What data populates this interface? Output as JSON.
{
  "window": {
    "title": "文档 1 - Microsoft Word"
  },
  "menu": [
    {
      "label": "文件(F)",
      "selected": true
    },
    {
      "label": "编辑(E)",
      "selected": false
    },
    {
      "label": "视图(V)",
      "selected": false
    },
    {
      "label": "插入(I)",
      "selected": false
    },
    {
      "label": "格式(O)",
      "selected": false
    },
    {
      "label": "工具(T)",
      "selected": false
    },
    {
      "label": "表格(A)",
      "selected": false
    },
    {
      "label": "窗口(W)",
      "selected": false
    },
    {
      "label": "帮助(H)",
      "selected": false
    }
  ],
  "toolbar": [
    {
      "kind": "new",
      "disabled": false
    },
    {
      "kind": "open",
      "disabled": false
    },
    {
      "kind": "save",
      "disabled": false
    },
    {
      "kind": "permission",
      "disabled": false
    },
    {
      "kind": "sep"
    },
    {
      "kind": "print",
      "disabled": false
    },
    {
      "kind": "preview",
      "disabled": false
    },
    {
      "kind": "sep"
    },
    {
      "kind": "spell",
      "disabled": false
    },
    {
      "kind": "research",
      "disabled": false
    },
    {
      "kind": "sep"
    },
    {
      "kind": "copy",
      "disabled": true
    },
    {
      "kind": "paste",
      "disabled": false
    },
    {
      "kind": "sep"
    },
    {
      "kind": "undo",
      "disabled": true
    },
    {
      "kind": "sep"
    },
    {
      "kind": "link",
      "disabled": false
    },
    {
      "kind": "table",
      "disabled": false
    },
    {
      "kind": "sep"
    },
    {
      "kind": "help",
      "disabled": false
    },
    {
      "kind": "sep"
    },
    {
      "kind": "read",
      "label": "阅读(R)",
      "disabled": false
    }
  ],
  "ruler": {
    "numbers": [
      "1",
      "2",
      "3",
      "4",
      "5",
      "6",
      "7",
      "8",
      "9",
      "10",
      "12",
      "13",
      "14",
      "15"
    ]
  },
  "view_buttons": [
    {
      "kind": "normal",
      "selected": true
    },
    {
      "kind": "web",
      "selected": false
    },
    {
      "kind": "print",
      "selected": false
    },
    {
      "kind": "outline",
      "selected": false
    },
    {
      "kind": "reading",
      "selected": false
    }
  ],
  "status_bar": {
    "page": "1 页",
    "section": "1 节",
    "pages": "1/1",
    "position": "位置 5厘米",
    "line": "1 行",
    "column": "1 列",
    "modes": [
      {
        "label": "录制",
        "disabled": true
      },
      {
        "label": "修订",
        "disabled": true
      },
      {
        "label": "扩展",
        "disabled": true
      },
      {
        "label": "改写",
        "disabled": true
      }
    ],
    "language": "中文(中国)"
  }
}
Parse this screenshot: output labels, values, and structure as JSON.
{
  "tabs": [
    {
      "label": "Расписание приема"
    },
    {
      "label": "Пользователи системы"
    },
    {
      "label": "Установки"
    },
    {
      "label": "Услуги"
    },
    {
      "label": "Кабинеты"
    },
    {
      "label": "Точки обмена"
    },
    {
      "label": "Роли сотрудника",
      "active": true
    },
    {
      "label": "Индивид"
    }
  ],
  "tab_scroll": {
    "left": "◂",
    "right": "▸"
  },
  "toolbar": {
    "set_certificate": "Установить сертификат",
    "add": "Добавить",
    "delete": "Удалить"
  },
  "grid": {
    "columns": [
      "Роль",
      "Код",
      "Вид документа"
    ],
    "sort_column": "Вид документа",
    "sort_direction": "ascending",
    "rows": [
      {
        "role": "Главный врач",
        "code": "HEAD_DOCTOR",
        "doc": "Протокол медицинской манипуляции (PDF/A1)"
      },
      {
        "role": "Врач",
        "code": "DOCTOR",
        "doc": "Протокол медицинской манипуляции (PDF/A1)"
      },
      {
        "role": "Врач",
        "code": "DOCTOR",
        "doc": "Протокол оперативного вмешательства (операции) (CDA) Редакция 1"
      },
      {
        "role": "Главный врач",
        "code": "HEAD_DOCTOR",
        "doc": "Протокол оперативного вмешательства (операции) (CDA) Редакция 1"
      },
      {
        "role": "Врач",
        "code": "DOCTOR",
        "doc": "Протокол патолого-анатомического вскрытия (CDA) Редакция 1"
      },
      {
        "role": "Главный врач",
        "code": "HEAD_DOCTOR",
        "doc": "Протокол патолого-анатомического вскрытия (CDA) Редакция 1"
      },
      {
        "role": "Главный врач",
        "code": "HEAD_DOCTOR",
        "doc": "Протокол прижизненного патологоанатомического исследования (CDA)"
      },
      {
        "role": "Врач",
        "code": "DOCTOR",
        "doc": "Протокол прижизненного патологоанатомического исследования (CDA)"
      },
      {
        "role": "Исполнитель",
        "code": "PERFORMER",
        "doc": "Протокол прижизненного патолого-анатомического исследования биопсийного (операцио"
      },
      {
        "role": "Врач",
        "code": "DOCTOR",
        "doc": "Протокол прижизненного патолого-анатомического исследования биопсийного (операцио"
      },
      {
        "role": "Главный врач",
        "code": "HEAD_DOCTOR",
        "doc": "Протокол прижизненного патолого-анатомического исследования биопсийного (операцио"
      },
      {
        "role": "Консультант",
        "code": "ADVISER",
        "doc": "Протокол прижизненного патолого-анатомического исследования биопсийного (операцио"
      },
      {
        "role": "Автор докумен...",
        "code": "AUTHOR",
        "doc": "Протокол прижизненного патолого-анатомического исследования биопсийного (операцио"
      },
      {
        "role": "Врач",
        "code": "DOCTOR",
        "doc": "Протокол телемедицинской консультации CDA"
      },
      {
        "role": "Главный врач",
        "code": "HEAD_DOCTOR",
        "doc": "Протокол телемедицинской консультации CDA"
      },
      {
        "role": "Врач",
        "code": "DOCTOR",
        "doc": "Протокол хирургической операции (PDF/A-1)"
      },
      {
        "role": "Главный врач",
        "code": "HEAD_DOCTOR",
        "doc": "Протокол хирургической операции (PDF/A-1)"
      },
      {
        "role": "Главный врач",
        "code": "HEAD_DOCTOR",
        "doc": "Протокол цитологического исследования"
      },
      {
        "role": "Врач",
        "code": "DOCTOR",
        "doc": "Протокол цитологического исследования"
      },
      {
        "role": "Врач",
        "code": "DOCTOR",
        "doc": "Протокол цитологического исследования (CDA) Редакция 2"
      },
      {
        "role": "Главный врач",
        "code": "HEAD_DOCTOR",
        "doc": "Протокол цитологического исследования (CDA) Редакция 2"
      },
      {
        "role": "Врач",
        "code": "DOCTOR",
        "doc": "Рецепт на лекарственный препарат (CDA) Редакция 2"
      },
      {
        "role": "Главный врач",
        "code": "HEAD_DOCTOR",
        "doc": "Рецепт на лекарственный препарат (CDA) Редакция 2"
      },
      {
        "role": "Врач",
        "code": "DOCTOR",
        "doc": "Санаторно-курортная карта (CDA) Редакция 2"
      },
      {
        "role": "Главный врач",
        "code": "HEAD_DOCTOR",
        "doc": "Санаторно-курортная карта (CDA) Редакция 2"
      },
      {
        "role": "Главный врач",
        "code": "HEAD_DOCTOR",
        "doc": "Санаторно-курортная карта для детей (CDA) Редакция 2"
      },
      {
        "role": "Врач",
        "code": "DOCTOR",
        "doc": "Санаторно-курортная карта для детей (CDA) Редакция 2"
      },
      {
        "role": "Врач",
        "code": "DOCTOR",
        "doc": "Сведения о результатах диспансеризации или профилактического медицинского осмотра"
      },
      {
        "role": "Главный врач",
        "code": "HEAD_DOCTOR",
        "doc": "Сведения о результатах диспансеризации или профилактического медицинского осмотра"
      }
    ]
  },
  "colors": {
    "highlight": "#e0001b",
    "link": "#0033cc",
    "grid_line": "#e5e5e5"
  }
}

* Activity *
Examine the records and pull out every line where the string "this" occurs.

* Written solution *
What data populates this interface? Output as JSON.
Parse this screenshot: output labels, values, and structure as JSON.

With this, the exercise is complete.